The Falcons (10-6) have been nothing close to a finesse team in the four years Turner has played in Atlanta, including this season, when the team mixed into its scheme the fascinating and fast rookie wide receiver Julio Jones. There were assumptions that the Falcons were going to change their identity as a one-cut, downhill-run team when they acquired Jones, an all-American from Alabama, but Turner is still the 247-pound billboard of the Falcons’ offense.
Despite dealing with a groin strain, Turner carried the ball 301 times this season, second in the league to Jacksonville’s Maurice Jones-Drew (343). Because of Turner, who rushed for 1,340 yards this season, the Falcons have a varied offense that does not have to put every game in the hands of quarterback Matt Ryan.
“To me that has been the most misrepresented statement about us, that we lost our identity,” said Thomas Dimitroff, Atlanta’s general manager, who signed Turner to a six-year contract in 2008. “I started hearing that earlier in the season. We never lost our identity. We are based around a strong running game. We have always talked about working down the middle of the field. When we acquired Julio, we never had plans to go away from having Michael run the rock.”
Turner, who averaged 4.5 yards per carry this season, has run the ball more than 300 times in three of the four seasons he has been in Atlanta. Only Tennessee’s Chris Johnson (5,645) and Minnesota’s Adrian Peterson (5,411) have more rushing yards in the last four seasons than Turner (5,281).
When Turner went five consecutive games without a 100-yard game in the second half of this season, some theorized that he was wearing down and that maybe the Falcons needed to develop a more fancy offense. Turner is 29 and spent four years in San Diego (2004 to 2007) as a backup to LaDainian Tomlinson. Punishing blows make a short shelf life for an running back, and this is Turner’s eighth season.
“I’m not wearing down,” he said. “We just lost some of our chemistry there for a few games. It fell off a little bit; hopefully we have our consistency back.”

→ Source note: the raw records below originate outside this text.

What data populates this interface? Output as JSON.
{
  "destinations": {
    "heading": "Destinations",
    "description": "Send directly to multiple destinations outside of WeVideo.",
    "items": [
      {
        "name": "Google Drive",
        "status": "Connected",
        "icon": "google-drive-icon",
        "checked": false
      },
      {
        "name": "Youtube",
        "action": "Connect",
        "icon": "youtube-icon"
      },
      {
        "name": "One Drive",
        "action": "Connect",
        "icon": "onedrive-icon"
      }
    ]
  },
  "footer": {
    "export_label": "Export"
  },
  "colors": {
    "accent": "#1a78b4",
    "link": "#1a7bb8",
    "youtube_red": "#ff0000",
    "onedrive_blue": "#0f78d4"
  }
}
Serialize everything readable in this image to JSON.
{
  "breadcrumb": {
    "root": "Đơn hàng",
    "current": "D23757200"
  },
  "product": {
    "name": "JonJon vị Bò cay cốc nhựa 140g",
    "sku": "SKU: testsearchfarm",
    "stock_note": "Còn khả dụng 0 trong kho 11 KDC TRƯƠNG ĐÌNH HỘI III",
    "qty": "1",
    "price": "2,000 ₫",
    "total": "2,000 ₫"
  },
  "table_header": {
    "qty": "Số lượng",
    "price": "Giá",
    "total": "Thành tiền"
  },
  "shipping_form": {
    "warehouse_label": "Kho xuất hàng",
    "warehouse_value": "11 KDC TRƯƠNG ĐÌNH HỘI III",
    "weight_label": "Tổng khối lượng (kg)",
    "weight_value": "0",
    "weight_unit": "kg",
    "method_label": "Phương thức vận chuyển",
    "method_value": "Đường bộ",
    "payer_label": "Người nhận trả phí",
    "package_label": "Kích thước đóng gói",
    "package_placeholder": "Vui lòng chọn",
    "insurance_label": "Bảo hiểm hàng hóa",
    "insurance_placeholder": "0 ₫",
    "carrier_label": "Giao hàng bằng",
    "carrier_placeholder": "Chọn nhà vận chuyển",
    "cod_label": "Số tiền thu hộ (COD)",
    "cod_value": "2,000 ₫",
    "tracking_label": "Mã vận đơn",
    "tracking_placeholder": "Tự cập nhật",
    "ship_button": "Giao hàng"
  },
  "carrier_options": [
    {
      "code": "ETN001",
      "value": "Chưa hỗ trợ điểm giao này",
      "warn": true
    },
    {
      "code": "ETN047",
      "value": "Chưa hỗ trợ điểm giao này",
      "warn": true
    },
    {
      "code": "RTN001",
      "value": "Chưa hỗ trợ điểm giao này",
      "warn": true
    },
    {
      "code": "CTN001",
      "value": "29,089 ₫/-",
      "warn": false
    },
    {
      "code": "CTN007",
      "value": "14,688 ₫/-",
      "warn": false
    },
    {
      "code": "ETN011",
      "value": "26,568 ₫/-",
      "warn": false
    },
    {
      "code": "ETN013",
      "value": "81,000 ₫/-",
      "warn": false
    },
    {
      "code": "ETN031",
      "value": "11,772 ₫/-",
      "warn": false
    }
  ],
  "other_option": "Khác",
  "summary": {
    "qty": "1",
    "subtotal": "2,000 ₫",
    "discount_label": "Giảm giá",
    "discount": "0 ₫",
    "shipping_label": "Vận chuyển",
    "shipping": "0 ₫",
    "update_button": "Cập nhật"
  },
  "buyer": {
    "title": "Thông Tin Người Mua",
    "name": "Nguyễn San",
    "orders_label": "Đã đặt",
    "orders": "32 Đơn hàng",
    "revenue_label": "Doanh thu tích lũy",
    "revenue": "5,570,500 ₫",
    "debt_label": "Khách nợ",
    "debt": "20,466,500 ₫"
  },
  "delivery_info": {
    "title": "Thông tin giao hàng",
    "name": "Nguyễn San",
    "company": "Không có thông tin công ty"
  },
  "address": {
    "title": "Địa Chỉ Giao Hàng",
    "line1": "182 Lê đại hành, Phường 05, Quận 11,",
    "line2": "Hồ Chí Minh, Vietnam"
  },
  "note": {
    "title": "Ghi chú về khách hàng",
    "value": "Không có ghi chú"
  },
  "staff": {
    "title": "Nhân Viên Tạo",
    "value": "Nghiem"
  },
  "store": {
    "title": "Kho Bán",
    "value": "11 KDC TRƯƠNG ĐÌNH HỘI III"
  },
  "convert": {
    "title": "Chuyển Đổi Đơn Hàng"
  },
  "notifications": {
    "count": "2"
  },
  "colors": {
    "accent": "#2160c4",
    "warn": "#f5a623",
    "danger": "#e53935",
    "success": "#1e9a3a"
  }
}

Ovie Mughelli, a Pro Bowl fullback in 2010, was placed on injured reserve Oct. 25 with a knee injury and the Falcons lost some traction in their run game. They seemed to reconstitute the running game last Sunday against Tampa Bay, when Turner ran for 172 yards, albeit against a team that lost its last 10 games of the season.
“It was great to see Michael Turner get back on track,” Coach Mike Smith said. “We knew that our run game had been trending down over the last four or five weeks. It was something that we looked at very closely.”
The Falcons put Turner on a routine in which he was not practicing Wednesdays and Thursdays, and he looked fresh against the Bucs. He dashed 81 yards for a score, and defenders tried to avoid head-on collisions on his way down the field.
Turner is the essence of the Falcons because they are designed to be a fourth-quarter team. They want to run the ball and limit possessions, keeping the score down, and to chew up a defense. Atlanta has a veteran field-goal kicker, Matt Bryant, so it can win those low-scoring games.
The running game is so effective that the Falcons are also able to use play-action on first down to fake a run and throw a pass. They patiently poke around with the run, and while other teams might want to show off their playbook, the Falcons will come back to successful rushing plays.
The opponents who have been successful against the Atlanta ground game, like Jacksonville, stay in a base front on defense and do not move around. They want to make Turner cut back abruptly and know how to fit against the Falcons’ blocking so they have two tacklers coming straight to the point of attack.
Turner is the antidote to the Giants’ pass rush because his early-down gains can keep the Falcons out of bad situations, like third-and-7s.
“Things have always worked out for me,” Turner said. “I was never worried this season about being that piece, not being that piece. I’m a guy who waits his turn and tries to be part of the team.”